Hasbro Inc, maker of old standbys like Monopoly and Risk, says that revenue for its line of games increased 10 percent between 2012 and 2013, and would have grown 7 percent in 2014 if not for unfavorable foreign currency conversions.
Anecdotal reports also point toward an upswing. Insiders say publishers devoted to the games are flourishing, thanks to access to crowd-sourced financing and the proven popularity of games like Settlers of Catan.
Last year, attendance the Origins Game Fair run by the Game Manufacturers Association grew by 13 percent to 39,000, said John Ward, the trade association’s executive director.
Ward says simple economics are also a factor. “You can buy a couple of cool board games for $20 or $40,” he says. “You can’t take your family to the movies at that price.
Adam Friedman, the owner of two stores devoted to tabletop games in Philadelphia’s University City neighborhood, both called Redcap’s Corner, said the social aspect of gaming helps keep him ahead of Amazon.
Friedman says inexpensive card-based games Coup and Star Realms have become popular because they are easy to set up and games do not take too long to play. Settlers of Catan, however, remains incredibly popular.
“Sales are as strong as they ever were,” Friedman said.
The stores feature rows of seating for people to play games, all for free. That drives retail sales at prices that online sellers can beat.
"Amazon doesn’t give people space to play the games,” Friedman said. “We’re more of an event space than we are a retail center.”
The number of new stores like Redcap's is rising at the same pace in recent years and existing retailers are staying open longer.
At the Philadelphia Free School, a private school that gives children wide latitude to develop their own education, games are built into the curriculum.
“To us, it’s not just recreation,” says Michelle Loucas, a founder of the school and parent of one of its students. “Human beings benefit from playing in really substantial ways.”
But the games are not just for children.
Simon Joseph runs three board game nights a month at Frankford Hall, a Philadelphia bar.

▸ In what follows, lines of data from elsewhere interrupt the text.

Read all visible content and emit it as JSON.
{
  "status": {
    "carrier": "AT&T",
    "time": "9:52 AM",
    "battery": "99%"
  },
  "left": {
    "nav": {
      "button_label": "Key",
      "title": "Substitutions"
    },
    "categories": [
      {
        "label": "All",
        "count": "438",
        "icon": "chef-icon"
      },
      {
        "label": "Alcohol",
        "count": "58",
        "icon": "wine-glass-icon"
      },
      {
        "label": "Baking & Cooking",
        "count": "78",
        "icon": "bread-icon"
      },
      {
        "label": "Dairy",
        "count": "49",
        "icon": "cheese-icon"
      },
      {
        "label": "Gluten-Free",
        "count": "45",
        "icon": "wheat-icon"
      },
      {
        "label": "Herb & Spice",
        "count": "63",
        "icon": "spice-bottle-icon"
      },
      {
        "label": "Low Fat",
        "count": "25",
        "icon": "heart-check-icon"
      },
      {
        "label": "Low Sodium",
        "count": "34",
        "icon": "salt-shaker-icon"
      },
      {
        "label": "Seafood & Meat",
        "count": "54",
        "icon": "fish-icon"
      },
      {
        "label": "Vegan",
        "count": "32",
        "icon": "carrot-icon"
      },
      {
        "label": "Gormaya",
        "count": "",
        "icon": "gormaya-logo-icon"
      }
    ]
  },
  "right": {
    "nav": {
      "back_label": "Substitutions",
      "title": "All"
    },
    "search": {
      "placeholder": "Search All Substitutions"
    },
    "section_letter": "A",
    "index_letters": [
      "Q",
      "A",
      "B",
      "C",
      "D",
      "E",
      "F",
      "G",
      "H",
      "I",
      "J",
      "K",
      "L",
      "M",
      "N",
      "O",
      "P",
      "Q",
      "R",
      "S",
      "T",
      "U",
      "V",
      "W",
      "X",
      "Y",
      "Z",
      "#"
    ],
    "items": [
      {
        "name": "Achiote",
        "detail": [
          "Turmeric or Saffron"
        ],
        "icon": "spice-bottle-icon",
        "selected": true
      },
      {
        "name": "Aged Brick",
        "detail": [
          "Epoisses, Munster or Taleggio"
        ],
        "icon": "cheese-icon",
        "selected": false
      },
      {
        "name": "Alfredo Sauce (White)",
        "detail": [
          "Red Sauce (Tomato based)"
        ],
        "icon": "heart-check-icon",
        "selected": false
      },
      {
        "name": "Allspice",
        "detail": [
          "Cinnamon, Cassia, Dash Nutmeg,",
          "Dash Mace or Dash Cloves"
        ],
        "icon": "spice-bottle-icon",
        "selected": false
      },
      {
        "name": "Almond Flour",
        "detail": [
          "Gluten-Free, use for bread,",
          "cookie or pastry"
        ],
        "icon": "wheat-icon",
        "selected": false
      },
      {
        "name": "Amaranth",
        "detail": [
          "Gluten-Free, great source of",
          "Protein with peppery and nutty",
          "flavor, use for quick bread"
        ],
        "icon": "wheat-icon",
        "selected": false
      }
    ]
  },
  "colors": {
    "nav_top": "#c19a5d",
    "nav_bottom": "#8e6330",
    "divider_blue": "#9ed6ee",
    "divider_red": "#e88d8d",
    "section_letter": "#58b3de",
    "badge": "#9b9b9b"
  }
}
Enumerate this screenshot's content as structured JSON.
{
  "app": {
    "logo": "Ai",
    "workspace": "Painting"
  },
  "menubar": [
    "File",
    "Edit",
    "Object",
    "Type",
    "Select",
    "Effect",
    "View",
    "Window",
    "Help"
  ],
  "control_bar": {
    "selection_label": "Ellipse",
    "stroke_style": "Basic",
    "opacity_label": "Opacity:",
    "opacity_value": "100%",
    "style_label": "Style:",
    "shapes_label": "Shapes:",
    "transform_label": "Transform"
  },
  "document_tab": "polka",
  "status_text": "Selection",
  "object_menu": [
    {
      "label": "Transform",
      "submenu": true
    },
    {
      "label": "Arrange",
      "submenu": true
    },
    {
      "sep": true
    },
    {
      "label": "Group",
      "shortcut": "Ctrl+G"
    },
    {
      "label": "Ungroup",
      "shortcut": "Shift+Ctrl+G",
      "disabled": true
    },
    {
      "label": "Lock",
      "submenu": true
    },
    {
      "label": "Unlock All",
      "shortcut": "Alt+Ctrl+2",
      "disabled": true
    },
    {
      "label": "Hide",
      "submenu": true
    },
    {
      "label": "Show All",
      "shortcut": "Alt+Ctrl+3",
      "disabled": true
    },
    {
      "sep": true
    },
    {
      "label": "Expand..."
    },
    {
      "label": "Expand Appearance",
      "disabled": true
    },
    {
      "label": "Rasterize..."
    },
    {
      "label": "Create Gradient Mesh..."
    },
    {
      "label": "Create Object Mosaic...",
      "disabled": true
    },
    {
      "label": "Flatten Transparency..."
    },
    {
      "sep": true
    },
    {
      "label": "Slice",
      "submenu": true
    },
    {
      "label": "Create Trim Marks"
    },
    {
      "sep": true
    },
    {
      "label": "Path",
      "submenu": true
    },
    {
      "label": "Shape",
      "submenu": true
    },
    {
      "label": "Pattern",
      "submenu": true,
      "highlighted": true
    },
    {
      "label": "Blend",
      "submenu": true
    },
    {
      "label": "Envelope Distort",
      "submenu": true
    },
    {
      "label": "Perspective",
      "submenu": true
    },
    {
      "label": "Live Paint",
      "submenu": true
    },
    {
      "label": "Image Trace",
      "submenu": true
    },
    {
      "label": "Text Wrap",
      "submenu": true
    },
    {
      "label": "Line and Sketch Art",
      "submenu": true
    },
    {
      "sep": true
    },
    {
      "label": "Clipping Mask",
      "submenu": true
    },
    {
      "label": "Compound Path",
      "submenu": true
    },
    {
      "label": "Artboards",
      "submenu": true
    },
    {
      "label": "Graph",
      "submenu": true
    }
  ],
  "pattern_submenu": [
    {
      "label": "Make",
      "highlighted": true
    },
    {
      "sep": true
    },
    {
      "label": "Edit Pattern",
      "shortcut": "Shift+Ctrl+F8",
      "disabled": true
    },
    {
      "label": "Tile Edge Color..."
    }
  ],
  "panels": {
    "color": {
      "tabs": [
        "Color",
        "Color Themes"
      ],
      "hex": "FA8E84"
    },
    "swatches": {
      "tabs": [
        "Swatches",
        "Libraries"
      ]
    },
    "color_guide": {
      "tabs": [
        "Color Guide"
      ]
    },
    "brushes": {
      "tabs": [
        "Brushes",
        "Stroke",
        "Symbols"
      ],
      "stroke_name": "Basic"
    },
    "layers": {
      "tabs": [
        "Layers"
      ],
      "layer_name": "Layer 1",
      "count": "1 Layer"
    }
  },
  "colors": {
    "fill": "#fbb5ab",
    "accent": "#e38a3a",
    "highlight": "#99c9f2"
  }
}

“I like the social aspect,” Joseph says. “There’s something special about having those cardboard pieces in your hand, playing with somebody you are having a conversation with.”